Some psychoanalysts are angry that Freud's name is being used to criticize Israel. Below is a story from today's Ha'aretz, by their London correspondent Sharon Sadeh (who is a longtime subscriber to this email list).
-- Tom Gross
An anti-Israel Freudian slip in London
By Sharon Sadeh
July 30, 2002
Dr. Lewis Aron, a psychoanalyst and senior researcher at New York University, could not believe his eyes when he surfed to the London Freud Museum website. The site – and Freud's own words – he says, are being used "to ridicule, denigrate, and maliciously slander Israel."
Aron said, "as a psychoanalyst, I'm always on the Internet for information, and when I saw the website, I was shocked." Aaron, together with colleagues Bob Prince and Dodi Goldman, composed an online petition that, within one week, was signed by 400 people.
One section of the criticized website – called Freud Today – is a bulletin board for current affairs, and several articles there are dedicated to "Freudian aspects" of the Israeli-Palestinian conflict.
Aron say the website "misuses Freud's name to promote a biased and particular political point of view. The material is a massive distortion of both the facts and Freud's own vision.
In particular, Aron points out one article, "The Arab-Israeli Conflict," and takes exception to two phrases that appear in the article: "Israeli child killers" and "dispossessed people throwing stones."
"[The] reference to a 'dispossessed people throwing stones' dramatically trivializes Palestinian terror, and [the] reference to Israel's murdering children – and the accompanying highly biased selection of photos – similarly blames Israel. It one-sidedly, neglects completely its right to self-defense."
In another article about the Holocaust that appeared on the website, the writers notes, "The Holocaust was different. It happened in the most advanced and cultured society in Europe, it required the participation of millions of people in an organized bureaucratic machine, it was pursued vigorously when it made no economic, political or military sense," and then moves, quite naturally as if the connection were obvious, to a discussion about the phenomenon of refuseniks in the IDF, whom he praises to the skies.
"What better memorial to the Holocaust could there be than the actions of these Israeli soldiers? By refusing to shoot [Palestinians] on command they sound the death knell to the casual excuse for moral bankruptcy which has been used to justify barbarity and bureaucracy in equal measure. The seductive lie: 'I was only following orders.'" Aron said this equated the IDF with Nazis and was outrageous.
But the author of the articles, Ivan Ward, said he was shocked by the furor and utterly rejected the accusation of comparing Israel to Nazi Germany. On the contrary, he believes that by highlighting the IDF's refuseniks, he was portraying Israel in a positive light and was showing that Israeli society is much stronger and more morally upright than Germany was under the Nazis.
However the Freud Museum has made several changes on the site in the last few days.

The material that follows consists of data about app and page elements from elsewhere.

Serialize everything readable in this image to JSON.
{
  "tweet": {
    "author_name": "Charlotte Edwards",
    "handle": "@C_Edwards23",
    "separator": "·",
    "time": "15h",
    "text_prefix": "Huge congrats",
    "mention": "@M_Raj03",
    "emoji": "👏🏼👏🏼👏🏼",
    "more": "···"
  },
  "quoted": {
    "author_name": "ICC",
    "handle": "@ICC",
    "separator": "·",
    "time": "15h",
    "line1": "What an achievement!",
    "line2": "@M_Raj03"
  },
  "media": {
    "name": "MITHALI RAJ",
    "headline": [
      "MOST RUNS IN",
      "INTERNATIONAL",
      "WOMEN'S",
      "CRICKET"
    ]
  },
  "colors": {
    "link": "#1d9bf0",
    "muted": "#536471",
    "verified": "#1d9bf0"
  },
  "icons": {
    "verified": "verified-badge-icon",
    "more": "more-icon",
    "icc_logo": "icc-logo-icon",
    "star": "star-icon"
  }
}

Some of the problematic texts have been removed, while other have been updated and reedited. Ward, who is the museum's education director, added his signature to the articles he wrote and pointed out that the views expressed were his alone.
Nonetheless, the connection between a museum perpetuating Freud's legacy and the Middle East conflict seemed odd to say the least. The museum, located in London's prestigious Hampstead suburb, was home to the Freud family after they escaped to the United Kingdom in 1938, following the Nazi annexation of Austria.
The house, in which Freud lived for the last two years of his life, was renovated after the death of his daughter Anna in 1982, and turned into a cultural and research center for conferences and public gatherings. Freud's study, library and rare collection of antiques are meticulously preserved, as is the famous couch on which his patients would lie.
Like Wrad, the museum management could not understand why there was an outcry. Museum director Erica Davies rejected the criticism, saying that posting the articles was legitimate. "The views are not necessarily those of the museum, but [Ward's] attempt to interpret how Freud might have thought about things. One of the main concerns of the museum had been the contemporary relevance of Freud today, and the person responsible is Ivan Ward."
Ward said he did not intend to put forward a one-sided political view. "It is just a question of being able to use things in the real world in order to speak about or show the legacy of Freud. Every piece has a Freud quotation or relates directly to Freud's work."
Ward says that he concentrated on the Israeli-Palestinian conflict since several different elements of the conflict connect to Freud. "I write about things in which I can find a Freudian connection. It is not like I've got some ulterior anti-Israeli motive. I did try to write about other conflicts, but I couldn't make the Freudian link. It is as simple as that."
That said, Ward agreed, after rereading his own texts, that he feels some of the sentiments he expresses about Israel – which he has never visited – were either too strong or no longer relevant. Even if they accurately reflected his political stand-point, which leans clearly to the left, he decided to remove some parts of the articles in question.